[Website and app data records]

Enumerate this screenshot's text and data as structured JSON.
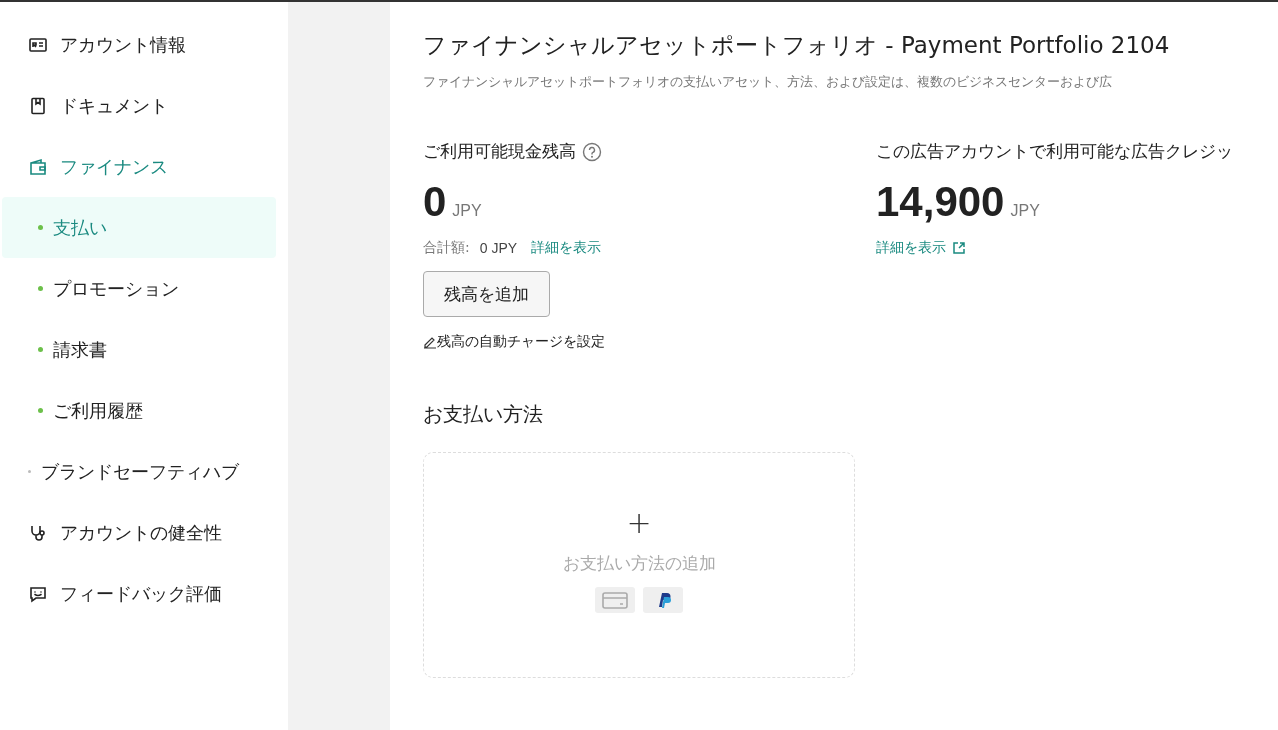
{
  "sidebar": {
    "items": [
      {
        "kind": "section",
        "label": "アカウント情報",
        "selected": false
      },
      {
        "kind": "section",
        "label": "ドキュメント",
        "selected": false
      },
      {
        "kind": "section",
        "label": "ファイナンス",
        "selected": true
      },
      {
        "kind": "sub",
        "label": "支払い",
        "selected": true
      },
      {
        "kind": "sub",
        "label": "プロモーション",
        "selected": false
      },
      {
        "kind": "sub",
        "label": "請求書",
        "selected": false
      },
      {
        "kind": "sub",
        "label": "ご利用履歴",
        "selected": false
      },
      {
        "kind": "plain",
        "label": "ブランドセーフティハブ",
        "selected": false
      },
      {
        "kind": "section",
        "label": "アカウントの健全性",
        "selected": false
      },
      {
        "kind": "section",
        "label": "フィードバック評価",
        "selected": false
      }
    ]
  },
  "page": {
    "title": "ファイナンシャルアセットポートフォリオ - Payment Portfolio 2104",
    "description": "ファイナンシャルアセットポートフォリオの支払いアセット、方法、および設定は、複数のビジネスセンターおよび広"
  },
  "cash_balance": {
    "label": "ご利用可能現金残高",
    "amount": "0",
    "currency": "JPY",
    "total_label": "合計額:",
    "total_value": "0 JPY",
    "details_link": "詳細を表示",
    "add_button": "残高を追加",
    "auto_charge_link": "残高の自動チャージを設定"
  },
  "ad_credit": {
    "label": "この広告アカウントで利用可能な広告クレジッ",
    "amount": "14,900",
    "currency": "JPY",
    "details_link": "詳細を表示"
  },
  "payment_methods": {
    "heading": "お支払い方法",
    "plus": "+",
    "add_label": "お支払い方法の追加"
  }
}
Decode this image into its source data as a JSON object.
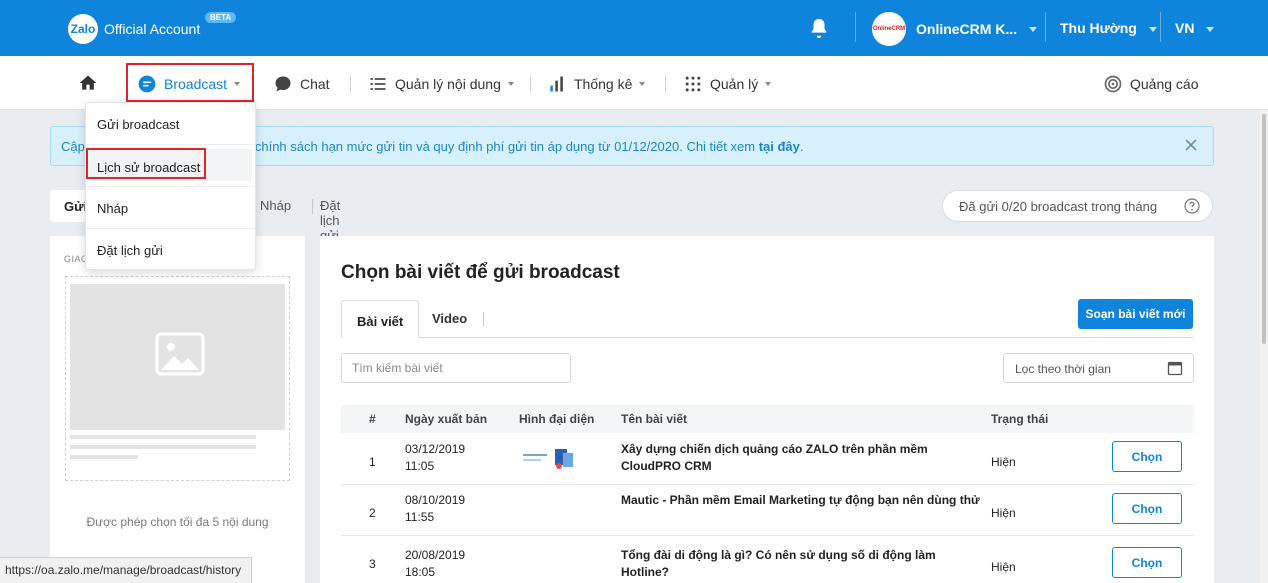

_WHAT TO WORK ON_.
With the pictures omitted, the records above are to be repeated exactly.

_ANSWER FOR THIS EXERCISE_.
Enumerate this screenshot's text and data as structured JSON.
{
  "sidebar": {
    "items": [
      {
        "kind": "section",
        "label": "アカウント情報",
        "selected": false
      },
      {
        "kind": "section",
        "label": "ドキュメント",
        "selected": false
      },
      {
        "kind": "section",
        "label": "ファイナンス",
        "selected": true
      },
      {
        "kind": "sub",
        "label": "支払い",
        "selected": true
      },
      {
        "kind": "sub",
        "label": "プロモーション",
        "selected": false
      },
      {
        "kind": "sub",
        "label": "請求書",
        "selected": false
      },
      {
        "kind": "sub",
        "label": "ご利用履歴",
        "selected": false
      },
      {
        "kind": "plain",
        "label": "ブランドセーフティハブ",
        "selected": false
      },
      {
        "kind": "section",
        "label": "アカウントの健全性",
        "selected": false
      },
      {
        "kind": "section",
        "label": "フィードバック評価",
        "selected": false
      }
    ]
  },
  "page": {
    "title": "ファイナンシャルアセットポートフォリオ - Payment Portfolio 2104",
    "description": "ファイナンシャルアセットポートフォリオの支払いアセット、方法、および設定は、複数のビジネスセンターおよび広"
  },
  "cash_balance": {
    "label": "ご利用可能現金残高",
    "amount": "0",
    "currency": "JPY",
    "total_label": "合計額:",
    "total_value": "0 JPY",
    "details_link": "詳細を表示",
    "add_button": "残高を追加",
    "auto_charge_link": "残高の自動チャージを設定"
  },
  "ad_credit": {
    "label": "この広告アカウントで利用可能な広告クレジッ",
    "amount": "14,900",
    "currency": "JPY",
    "details_link": "詳細を表示"
  },
  "payment_methods": {
    "heading": "お支払い方法",
    "plus": "+",
    "add_label": "お支払い方法の追加"
  }
}
Decode this image into its source data as a JSON object.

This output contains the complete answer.